Spanky and Our Gang formed in Chicago in 1966 when Elaine McFarlane was working as a singing waitress at a local club called Mother Blues.  Club owner Curly Tait offered her a chance to form a group to open for his featured acts. She quickly recruited Nigel Pickering and Oz Bach.

With McFarlane playing washboard and kazoo, Pickering on guitar and Bach on bass, the trio jokingly began calling themselves Spanky and Our Gang, playing on their singer’s nickname.

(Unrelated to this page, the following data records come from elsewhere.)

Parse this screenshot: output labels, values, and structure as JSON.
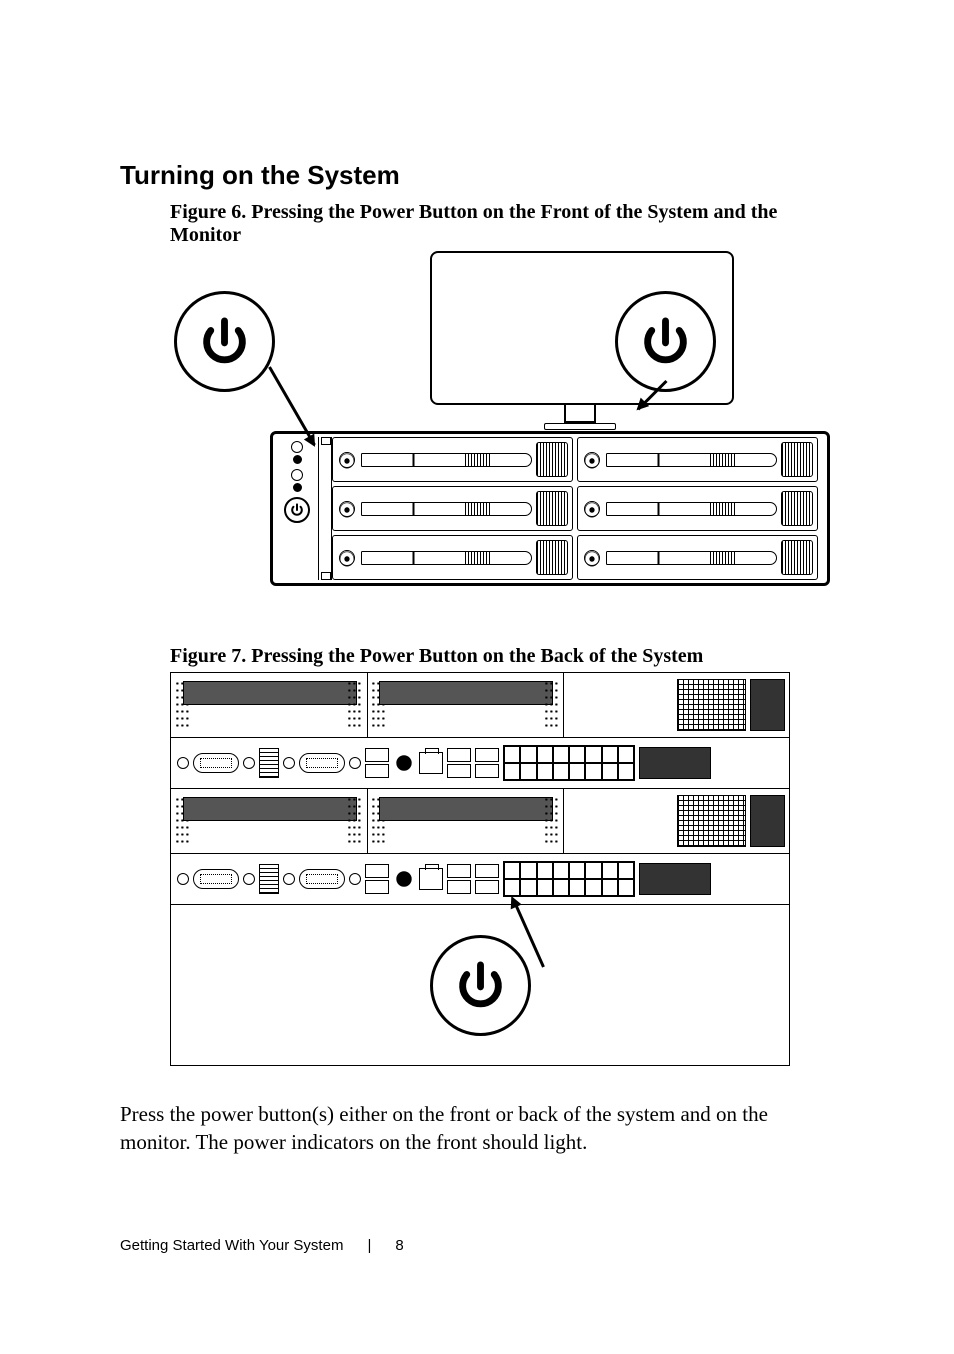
{
  "section": {
    "heading": "Turning on the System"
  },
  "figures": {
    "fig6": {
      "caption": "Figure 6. Pressing the Power Button on the Front of the System and the Monitor"
    },
    "fig7": {
      "caption": "Figure 7. Pressing the Power Button on the Back of the System"
    }
  },
  "body": {
    "paragraph": "Press the power button(s) either on the front or back of the system and on the monitor. The power indicators on the front should light."
  },
  "icons": {
    "power_callout": "power-icon",
    "drive_handle": "drive-handle-icon",
    "chassis_power": "power-button-icon"
  },
  "footer": {
    "section_label": "Getting Started With Your System",
    "page_number": "8"
  }
}
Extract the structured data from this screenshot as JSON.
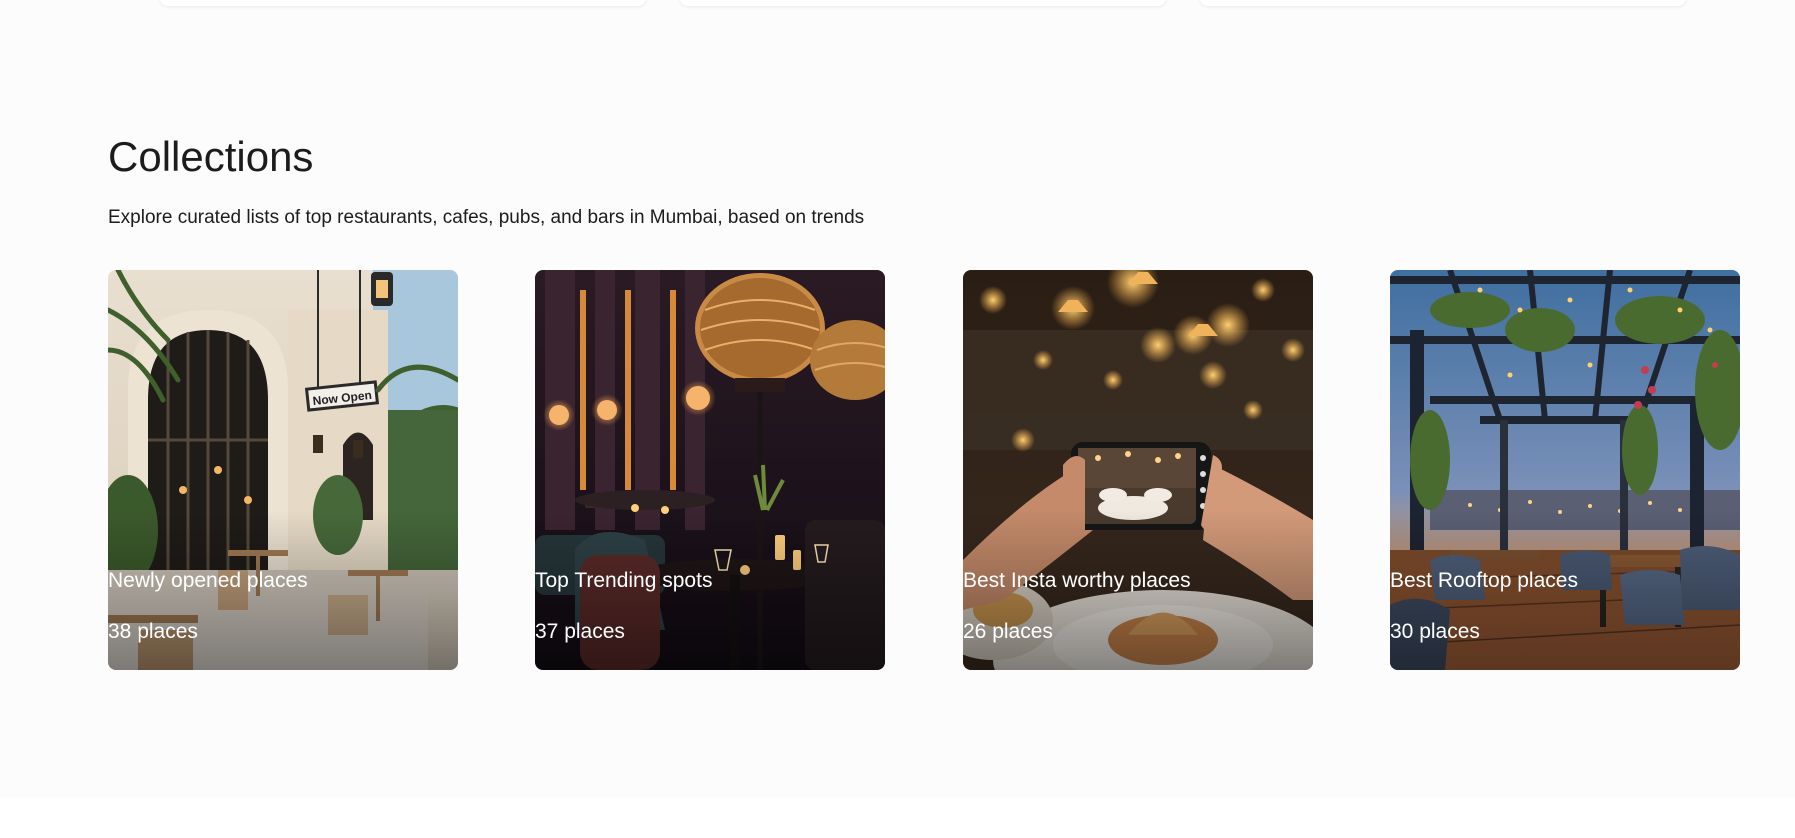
{
  "collections": {
    "title": "Collections",
    "subtitle": "Explore curated lists of top restaurants, cafes, pubs, and bars in Mumbai, based on trends",
    "cards": [
      {
        "name": "Newly opened places",
        "count": "38 places",
        "sign_text": "Now Open"
      },
      {
        "name": "Top Trending spots",
        "count": "37 places"
      },
      {
        "name": "Best Insta worthy places",
        "count": "26 places"
      },
      {
        "name": "Best Rooftop places",
        "count": "30 places"
      }
    ]
  },
  "colors": {
    "page_background": "#fcfcfc",
    "text": "#1c1c1c",
    "card_text": "#ffffff"
  }
}
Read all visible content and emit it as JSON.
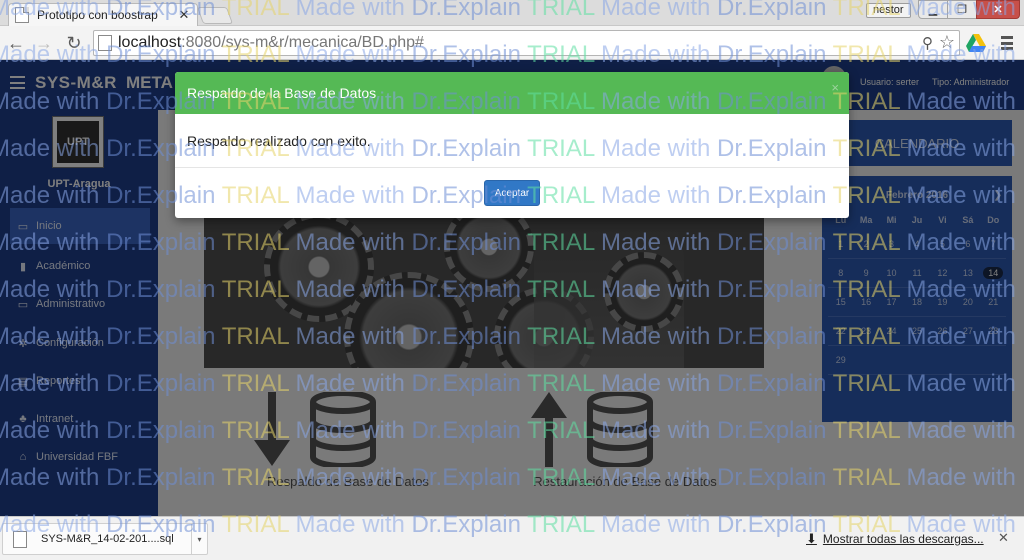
{
  "browser": {
    "tab_title": "Prototipo con boostrap",
    "tab_close": "✕",
    "profile": "nestor",
    "url_host": "localhost",
    "url_path": ":8080/sys-m&r/mecanica/BD.php#"
  },
  "app": {
    "brand": "SYS-M&R",
    "brand_meta": "META",
    "user_label": "Usuario: serter",
    "type_label": "Tipo: Administrador",
    "logo_text": "UPT",
    "institution": "UPT-Aragua"
  },
  "sidebar": {
    "items": [
      {
        "label": "Inicio",
        "icon": "folder-open-icon",
        "glyph": "▭"
      },
      {
        "label": "Académico",
        "icon": "book-icon",
        "glyph": "▮"
      },
      {
        "label": "Administrativo",
        "icon": "monitor-icon",
        "glyph": "▭"
      },
      {
        "label": "Configuración",
        "icon": "cogs-icon",
        "glyph": "✲"
      },
      {
        "label": "Reportes",
        "icon": "document-icon",
        "glyph": "▤"
      },
      {
        "label": "Intranet",
        "icon": "sitemap-icon",
        "glyph": "♣"
      },
      {
        "label": "Universidad FBF",
        "icon": "institution-icon",
        "glyph": "⌂"
      }
    ]
  },
  "main": {
    "backup_label": "Respaldo de Base de Datos",
    "restore_label": "Restauración de Base de Datos"
  },
  "calendar": {
    "header": "CALENDARIO",
    "month": "Febrero 2016",
    "prev": "❮",
    "next": "❯",
    "weekdays": [
      "Lu",
      "Ma",
      "Mi",
      "Ju",
      "Vi",
      "Sá",
      "Do"
    ],
    "weeks": [
      [
        "1",
        "2",
        "3",
        "4",
        "5",
        "6",
        "7"
      ],
      [
        "8",
        "9",
        "10",
        "11",
        "12",
        "13",
        "14"
      ],
      [
        "15",
        "16",
        "17",
        "18",
        "19",
        "20",
        "21"
      ],
      [
        "22",
        "23",
        "24",
        "25",
        "26",
        "27",
        "28"
      ],
      [
        "29",
        "",
        "",
        "",
        "",
        "",
        ""
      ]
    ],
    "today": "14"
  },
  "modal": {
    "title": "Respaldo de la Base de Datos",
    "close": "×",
    "body": "Respaldo realizado con exito.",
    "accept": "Aceptar"
  },
  "watermark": {
    "made": "Made with ",
    "explain": "Dr.Explain ",
    "trial": "TRIAL "
  },
  "downloads": {
    "file": "SYS-M&R_14-02-201....sql",
    "show_all": "Mostrar todas las descargas...",
    "close": "✕"
  },
  "colors": {
    "header": "#1e3e8c",
    "modal_header": "#55b955",
    "accept_button": "#3178c6"
  }
}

Eventually guitarist Malcolm Hale was added to the roster.  A club favorite, the group caught the ear of Chicago’s Mercury Records, and their first single, “Sunday Will Never Be The Same” was a Top 10 Pop hit.  Four more successful singles followed.  The Windy City begat something breezier.

Above, a 1967 live vocal performance by the group of “Sunday”. Even with a bit of a cough, Ellen’s voice was in great form. Below, their groovy cut, “Suzanne”. I love the rhythm changes in this.

Sadly, the group hit an insurmountable loss when on October 31st, 1968, forty years ago (almost to the day), 37 year old Malcolm Hale died suddenly of pneumonia (the cause of death is sometimes listed as Carbon Monoxide poisoning).  The group broke up shortly after, but they left us with some Breezy City goodness.